Coronavirus vaccines should be updated to address omicron BA.4/5 coronavirus variants that are rapidly becoming the dominant strains around the world, including in the U.S. This was the conclusion reached by the Food and Drug Administration's (FDA) panel of independent experts on the Vaccines and Related Biological Products Advisory Committee. The modified vaccines would add an omicron BA.4/5 spike protein component to the current vaccine composition to create a two-component (bivalent) booster vaccine that would be available around October.
Instead of requiring manufacturers to engage in long and drawn-out clinical trials before approving the booster shots, the FDA is taking advantage of the drugmakers' ability to rapidly modify the new mRNA vaccines as the virus evolves. This approval process is similar to the way through which annual flu shots are updated.
Even better than updated vaccines would be a universal coronavirus vaccine.

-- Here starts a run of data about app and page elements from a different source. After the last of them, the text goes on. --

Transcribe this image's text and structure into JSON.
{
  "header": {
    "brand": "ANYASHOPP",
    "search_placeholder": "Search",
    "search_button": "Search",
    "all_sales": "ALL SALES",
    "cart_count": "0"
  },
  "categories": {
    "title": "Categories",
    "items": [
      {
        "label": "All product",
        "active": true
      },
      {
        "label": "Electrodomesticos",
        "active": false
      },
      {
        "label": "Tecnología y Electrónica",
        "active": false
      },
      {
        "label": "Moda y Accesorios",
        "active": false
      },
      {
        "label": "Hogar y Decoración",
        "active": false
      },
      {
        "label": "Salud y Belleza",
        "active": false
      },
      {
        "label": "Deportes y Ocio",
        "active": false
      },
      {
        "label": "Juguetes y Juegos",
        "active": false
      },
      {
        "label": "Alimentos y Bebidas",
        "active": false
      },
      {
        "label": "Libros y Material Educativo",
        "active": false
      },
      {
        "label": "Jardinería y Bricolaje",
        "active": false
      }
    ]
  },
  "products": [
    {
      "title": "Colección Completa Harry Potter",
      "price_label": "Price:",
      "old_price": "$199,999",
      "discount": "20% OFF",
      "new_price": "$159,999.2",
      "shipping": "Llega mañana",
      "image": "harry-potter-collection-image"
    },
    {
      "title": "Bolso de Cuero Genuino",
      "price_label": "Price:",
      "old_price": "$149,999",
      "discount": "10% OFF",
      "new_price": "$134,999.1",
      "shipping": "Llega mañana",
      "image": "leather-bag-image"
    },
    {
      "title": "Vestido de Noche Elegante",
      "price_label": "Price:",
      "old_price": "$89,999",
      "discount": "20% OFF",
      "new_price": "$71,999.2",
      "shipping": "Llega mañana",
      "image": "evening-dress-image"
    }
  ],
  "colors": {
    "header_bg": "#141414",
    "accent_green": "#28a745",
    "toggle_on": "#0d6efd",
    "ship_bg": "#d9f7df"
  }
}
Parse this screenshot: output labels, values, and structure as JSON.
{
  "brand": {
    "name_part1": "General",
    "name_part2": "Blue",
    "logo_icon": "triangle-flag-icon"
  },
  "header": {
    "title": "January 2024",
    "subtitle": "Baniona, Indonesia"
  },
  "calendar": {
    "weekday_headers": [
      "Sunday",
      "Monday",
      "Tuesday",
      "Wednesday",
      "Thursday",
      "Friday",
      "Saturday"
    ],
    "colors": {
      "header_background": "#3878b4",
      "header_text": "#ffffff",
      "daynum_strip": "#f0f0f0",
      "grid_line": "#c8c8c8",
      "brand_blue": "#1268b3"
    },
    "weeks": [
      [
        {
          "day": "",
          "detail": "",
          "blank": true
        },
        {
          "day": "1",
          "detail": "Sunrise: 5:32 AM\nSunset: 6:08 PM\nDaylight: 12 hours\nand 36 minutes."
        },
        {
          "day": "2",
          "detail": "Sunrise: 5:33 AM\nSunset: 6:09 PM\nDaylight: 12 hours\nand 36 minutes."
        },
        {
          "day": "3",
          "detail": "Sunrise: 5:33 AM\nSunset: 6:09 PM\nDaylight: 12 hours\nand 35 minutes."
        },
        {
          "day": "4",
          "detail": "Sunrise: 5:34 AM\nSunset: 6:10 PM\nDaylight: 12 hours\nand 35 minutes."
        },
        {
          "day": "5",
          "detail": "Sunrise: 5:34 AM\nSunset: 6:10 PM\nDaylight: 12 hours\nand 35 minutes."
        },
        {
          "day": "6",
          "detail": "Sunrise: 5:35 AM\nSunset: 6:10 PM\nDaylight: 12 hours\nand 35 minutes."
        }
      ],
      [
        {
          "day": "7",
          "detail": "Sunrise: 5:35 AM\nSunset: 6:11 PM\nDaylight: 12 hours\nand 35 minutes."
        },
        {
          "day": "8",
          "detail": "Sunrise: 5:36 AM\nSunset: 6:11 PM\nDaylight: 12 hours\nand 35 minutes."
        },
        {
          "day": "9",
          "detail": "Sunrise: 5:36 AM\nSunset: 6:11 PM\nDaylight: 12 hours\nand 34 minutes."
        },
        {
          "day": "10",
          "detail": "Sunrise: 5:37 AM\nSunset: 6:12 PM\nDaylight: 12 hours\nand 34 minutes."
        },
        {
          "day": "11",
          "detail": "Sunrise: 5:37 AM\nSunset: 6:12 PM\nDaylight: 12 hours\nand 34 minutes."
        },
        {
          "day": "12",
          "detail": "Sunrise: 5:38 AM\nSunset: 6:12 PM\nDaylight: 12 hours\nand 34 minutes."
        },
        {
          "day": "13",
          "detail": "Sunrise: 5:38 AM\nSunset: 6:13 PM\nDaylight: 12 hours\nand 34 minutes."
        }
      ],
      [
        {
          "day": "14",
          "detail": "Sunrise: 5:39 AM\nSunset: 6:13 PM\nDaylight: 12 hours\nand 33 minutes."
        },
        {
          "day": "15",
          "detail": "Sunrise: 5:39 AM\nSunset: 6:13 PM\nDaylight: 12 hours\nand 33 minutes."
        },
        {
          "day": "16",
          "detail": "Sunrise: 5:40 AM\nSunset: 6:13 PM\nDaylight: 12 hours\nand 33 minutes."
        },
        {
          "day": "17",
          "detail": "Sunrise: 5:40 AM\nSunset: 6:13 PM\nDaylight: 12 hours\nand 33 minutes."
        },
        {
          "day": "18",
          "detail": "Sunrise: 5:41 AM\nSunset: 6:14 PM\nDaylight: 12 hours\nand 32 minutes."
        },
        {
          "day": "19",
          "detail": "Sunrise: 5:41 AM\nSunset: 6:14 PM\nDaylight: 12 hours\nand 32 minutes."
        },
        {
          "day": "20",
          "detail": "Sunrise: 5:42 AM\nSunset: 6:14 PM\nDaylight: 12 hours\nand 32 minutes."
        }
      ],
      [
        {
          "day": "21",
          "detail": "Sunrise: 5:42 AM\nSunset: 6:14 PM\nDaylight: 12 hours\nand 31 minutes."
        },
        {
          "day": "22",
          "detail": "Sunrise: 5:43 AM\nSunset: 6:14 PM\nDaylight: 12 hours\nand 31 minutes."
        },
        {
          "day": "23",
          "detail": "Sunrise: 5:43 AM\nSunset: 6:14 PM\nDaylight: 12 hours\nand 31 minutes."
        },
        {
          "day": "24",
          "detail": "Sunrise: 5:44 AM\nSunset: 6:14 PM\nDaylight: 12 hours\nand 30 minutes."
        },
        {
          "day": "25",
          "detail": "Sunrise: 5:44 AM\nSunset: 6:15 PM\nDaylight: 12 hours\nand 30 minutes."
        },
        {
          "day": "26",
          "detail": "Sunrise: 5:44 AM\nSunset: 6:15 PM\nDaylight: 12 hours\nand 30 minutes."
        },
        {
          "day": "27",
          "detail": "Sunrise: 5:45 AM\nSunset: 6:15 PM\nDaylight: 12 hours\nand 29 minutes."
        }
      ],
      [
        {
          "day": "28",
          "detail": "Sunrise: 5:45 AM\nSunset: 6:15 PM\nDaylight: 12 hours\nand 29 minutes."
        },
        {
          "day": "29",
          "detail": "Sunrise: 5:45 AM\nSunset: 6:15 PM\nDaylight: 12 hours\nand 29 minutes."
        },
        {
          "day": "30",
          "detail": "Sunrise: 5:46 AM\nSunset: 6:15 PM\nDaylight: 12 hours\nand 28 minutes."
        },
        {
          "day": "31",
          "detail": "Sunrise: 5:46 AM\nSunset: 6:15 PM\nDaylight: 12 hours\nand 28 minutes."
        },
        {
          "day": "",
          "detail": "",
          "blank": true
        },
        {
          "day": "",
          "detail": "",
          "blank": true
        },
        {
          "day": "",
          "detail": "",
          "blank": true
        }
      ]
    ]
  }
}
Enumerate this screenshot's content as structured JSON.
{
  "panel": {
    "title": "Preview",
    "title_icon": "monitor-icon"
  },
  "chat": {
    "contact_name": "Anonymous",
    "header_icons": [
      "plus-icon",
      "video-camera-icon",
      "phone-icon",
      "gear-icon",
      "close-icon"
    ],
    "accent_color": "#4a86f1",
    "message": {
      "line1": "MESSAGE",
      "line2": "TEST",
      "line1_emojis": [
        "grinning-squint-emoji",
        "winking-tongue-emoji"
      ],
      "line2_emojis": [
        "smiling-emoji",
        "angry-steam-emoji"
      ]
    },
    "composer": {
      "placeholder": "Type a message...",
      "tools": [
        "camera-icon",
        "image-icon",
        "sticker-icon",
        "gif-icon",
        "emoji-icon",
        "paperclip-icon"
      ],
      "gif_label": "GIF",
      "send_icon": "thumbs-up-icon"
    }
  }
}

There are already several projects aiming to achieve that goal. During a recent investor presentation, the Pfizer/BioNTech collaboration suggested that it planned to begin testing a pan-coronavirus vaccine later this year. Considering the havoc wreaked by the coronavirus pandemic and the possibility that it could evolve further in deleterious ways, another Operation Warp Speed aimed at speeding the development and deployment of a pan-coronavirus vaccine would be useful.